# A Recurrence Riddle - Solution

Let’s start by computing the first few terms of the sequence:

\begin{align} a_1 &= 1 \\ a_2 &= 1 + 2(2) - 1 = 4 \\ a_3 &= 4 + 2(3) - 1 = 9 \\ a_4 &= 9 + 2(4) - 1 = 16 \\ a_5 &= 16 + 2(5) - 1 = 25 \\ a_6 &= 25 + 2(6) - 1 = 36 \end{align}

Hmm… that’s interesting…

\begin{align} a_1 &= 1^2 \\ a_2 &= 4 = 2^2 \\ a_3 &= 9 = 3^2 \\ a_4 &= 16 = 4^2 \\ a_5 &= 25 = 5^2 \\ a_6 &= 36 = 6^2 \end{align}

Wow – those look like the perfect squares! Let’s take a guess (“conjecture”) that $a_n = n^2$. If we’re right, then $a_{10000}$ will actually be pretty easy to compute.

But taking a guess is only the first step. Now we need to convince ourselves the pattern actually continues all the way out to 10000.

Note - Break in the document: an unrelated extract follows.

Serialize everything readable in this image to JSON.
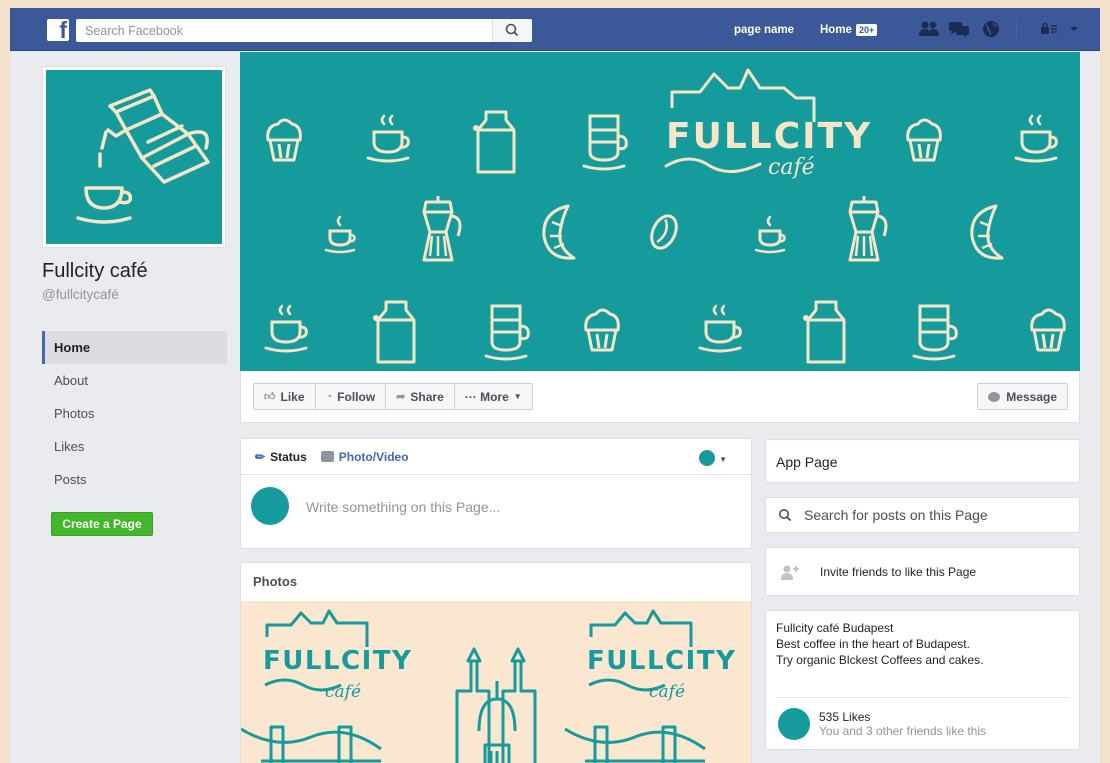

We’ll do this in two different ways. First, here’s a picture proof that adding up the odd numbers (those $2n-1$ terms in Sarah’s puzzle) gives you the perfect squares:

Neat, eh?

In case you’re still not convinced, we’ll prove the pattern using a technique called induction. It works like a line of dominoes: you knock over the first one, and then you show that any domino that falls will knock over the next one in the line. Here we go:

Step 1: the first domino falls down. We already did this while exploring: $a_1 = 1 = 1^2$.

Step 2: any domino that falls will knock down the next one. This is the interesting part. We first assume that some domino falls: $a_k = k^2$ for some $k \ge 1$. Then we look at what happens to the next domino: $a_{k+1} = a_k + 2(k+1) - 1 = a_k + 2k + 1 = k^2 + 2k + 1 = (k+1)^2$. Yay! The next domino has to fall over!

Step 3: because the first domino falls down, and any domino that falls down will knock over the next domino, we conclude that all the dominoes fall down. In math: since $a_1 = 1^2$, and $a_k = k^2$ implies $a_{k+1} = (k+1)^2$, we conclude that $a_n = n^2$ for all $n$.

Hooray! The pattern works! To get $a_{10000}$, then, we just compute:

$$a_{10000} = 10000^2 = 100000000$$

And that’s the answer that Amy can give Sarah to get Sarah to put down her book!